After six hearings spread over a year and a half, interrupted by a pandemic, the Rock Lehigh Valley and East Allen Township curative amendment hearing finally came to a close on Monday, June 28. The ruling now rests in the hands of the East Allen Township Board of Supervisors.
The first hearing was held back in January 2020 after Rock Lehigh Valley filed a petition against the township, alleging that the municipality acted in “bad faith” by rejecting their request to rezone 155 acres west of Weaversville Road from agricultural to industrial. Rock Lehigh Valley has argued since filing the petition in the summer of 2019 that East Allen Township’s zoning unfairly excludes modern logistics centers, which solicitors for Rock argue are different entities than warehouses.
Representing Rock Lehigh Valley, Joseph Fitzpatrick said in his closing statement that a modern logistics center and a traditional warehouse are two completely different entities in the supply chain, citing testimony given by Lehigh professor Dr. Zach Zachariah in early 2020.
He added that the COVID-19 pandemic has only added to the necessity for a local logistics center as more and more families rely on e-commerce.
With East Allen Township located only one day’s drive from one-third of the U.S. population and half of the Canadian population, Fitzpatrick argued that rezoning 155 undeveloped acres for logistics is a “real, distinct, and necessary use.”
Zoning, he said in closing, should be used for planning for the future. Not denying it.
However, this was an argument that many East Allen Township residents were not persuaded by.
“You can make up whatever name you want,” said Robert Byshler during public comment. “Is it a big building…Does it have a lot of trucks? Yes.”
“Different name, same game,” added Lou Corominas. The effects of a logistics center, including increased pollution and traffic, are no different than those caused by a warehouse, he continued.
“A horse, is a horse, is a horse,” Bob Lalo said simply to close his public comment.
The concept that a logistics center is different from a warehouse is something Kimberly Freimuth, special counsel for the township, vehemently denies.
“A logistic center is nothing more than a type of warehouse,” she said in her closing arguments.

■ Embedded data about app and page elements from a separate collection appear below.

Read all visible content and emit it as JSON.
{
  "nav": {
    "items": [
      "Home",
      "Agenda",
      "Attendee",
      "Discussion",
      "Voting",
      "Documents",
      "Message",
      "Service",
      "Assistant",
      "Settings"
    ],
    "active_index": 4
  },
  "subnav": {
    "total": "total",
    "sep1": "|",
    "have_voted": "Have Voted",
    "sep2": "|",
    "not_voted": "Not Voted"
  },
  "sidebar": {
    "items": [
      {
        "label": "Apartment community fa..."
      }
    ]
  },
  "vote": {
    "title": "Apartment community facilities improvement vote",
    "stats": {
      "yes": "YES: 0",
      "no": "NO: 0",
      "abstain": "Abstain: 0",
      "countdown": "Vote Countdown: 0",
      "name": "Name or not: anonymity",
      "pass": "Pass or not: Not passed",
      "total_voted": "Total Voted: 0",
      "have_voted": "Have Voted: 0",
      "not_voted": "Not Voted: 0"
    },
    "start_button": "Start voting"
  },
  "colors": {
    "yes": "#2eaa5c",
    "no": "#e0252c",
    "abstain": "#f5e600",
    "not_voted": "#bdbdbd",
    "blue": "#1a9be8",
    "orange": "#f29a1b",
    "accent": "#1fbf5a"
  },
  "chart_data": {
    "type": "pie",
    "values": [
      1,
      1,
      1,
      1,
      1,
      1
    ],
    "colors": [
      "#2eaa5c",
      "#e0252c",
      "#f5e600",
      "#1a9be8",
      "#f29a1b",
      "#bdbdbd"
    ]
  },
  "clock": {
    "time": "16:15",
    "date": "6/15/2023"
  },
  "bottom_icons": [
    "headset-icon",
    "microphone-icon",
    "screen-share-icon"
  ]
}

She added that the township’s zoning ordinance provides “sufficient” land for warehouses in other parts of the township, even if those plots of land may not be large enough for a one-million-square-foot warehouse, something Rock Lehigh Valley has argued. She also took issue with Rock Lehigh Valley saying that there was not enough space for warehouses in the township. She reminded those present there are already six existing warehouses in the township, which Rock did not take into account while testifying.

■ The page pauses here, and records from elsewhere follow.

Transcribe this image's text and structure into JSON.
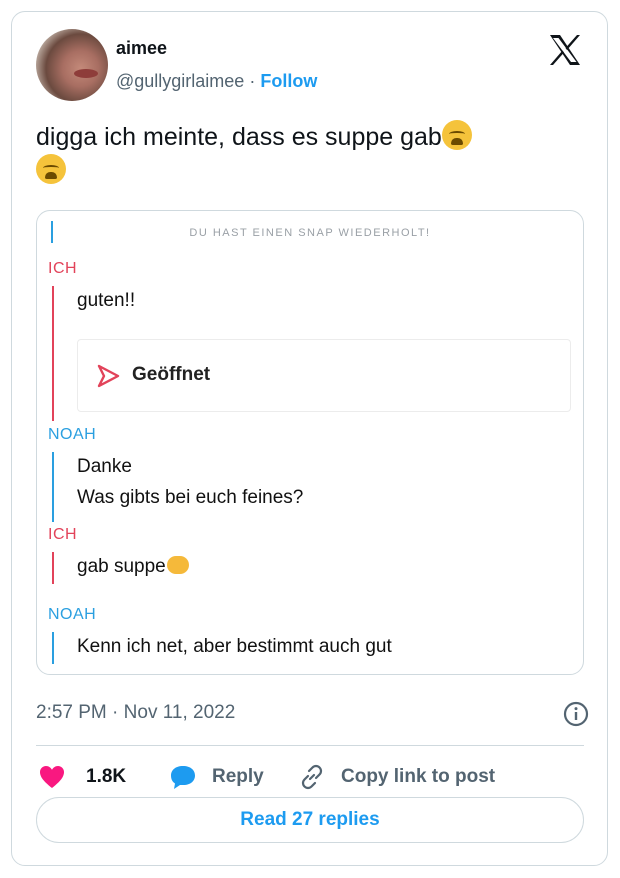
{
  "author": {
    "name": "aimee",
    "handle": "@gullygirlaimee",
    "separator": "·",
    "follow_label": "Follow"
  },
  "tweet": {
    "text": "digga ich meinte, dass es suppe gab"
  },
  "snap": {
    "header": "DU HAST EINEN SNAP WIEDERHOLT!",
    "groups": [
      {
        "sender": "ICH",
        "lines": [
          "guten!!"
        ],
        "opened_label": "Geöffnet"
      },
      {
        "sender": "NOAH",
        "lines": [
          "Danke",
          "Was gibts bei euch feines?"
        ]
      },
      {
        "sender": "ICH",
        "lines": [
          "gab suppe"
        ]
      },
      {
        "sender": "NOAH",
        "lines": [
          "Kenn ich net, aber bestimmt auch gut"
        ]
      }
    ]
  },
  "meta": {
    "time": "2:57 PM",
    "separator": "·",
    "date": "Nov 11, 2022"
  },
  "actions": {
    "likes": "1.8K",
    "reply": "Reply",
    "copy": "Copy link to post"
  },
  "read_replies": "Read 27 replies",
  "icons": {
    "logo": "x-logo-icon",
    "info": "info-icon",
    "like": "heart-icon",
    "reply": "speech-bubble-icon",
    "copy": "link-icon",
    "opened": "opened-arrow-icon",
    "emoji": "loudly-crying-face-icon"
  },
  "colors": {
    "accent": "#1d9bf0",
    "like": "#f91880",
    "me": "#e2435a",
    "noah": "#2a9fe0"
  }
}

“The applicant is creating growth [in Allen Township] and forcing it into a neighboring township,” she concluded.
Having heard hours of testimony from witnesses, counsel arguments, and public comment over 18 months, township solicitor Joseph Piperato recommended that both Fitzpatrick and Freimuth prepare findings of fact and conclusions of law. These packets will summarize the main arguments of the hearing in a more digestible format for supervisors. After a review, supervisors will make their decision.

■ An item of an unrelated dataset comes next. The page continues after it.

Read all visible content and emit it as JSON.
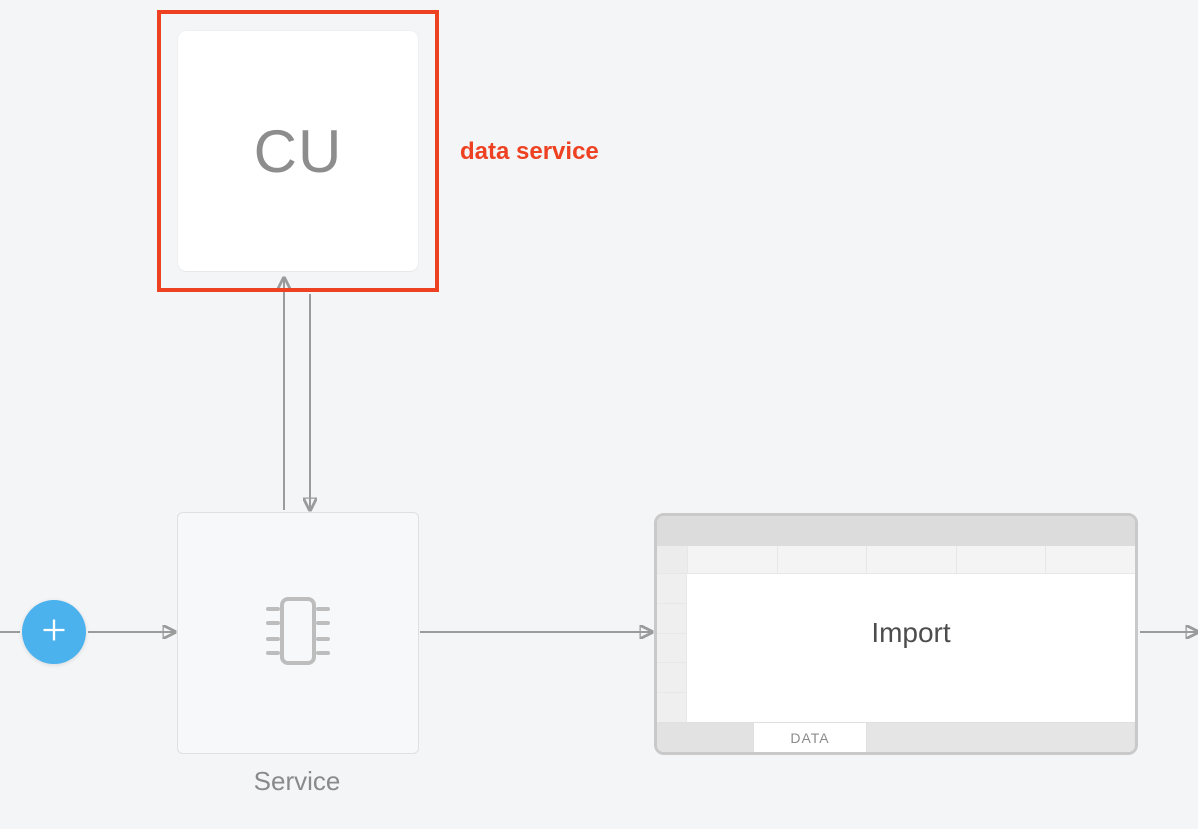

While no voting date is scheduled as of now, a date will be announced on the township website: www.eatwp.org.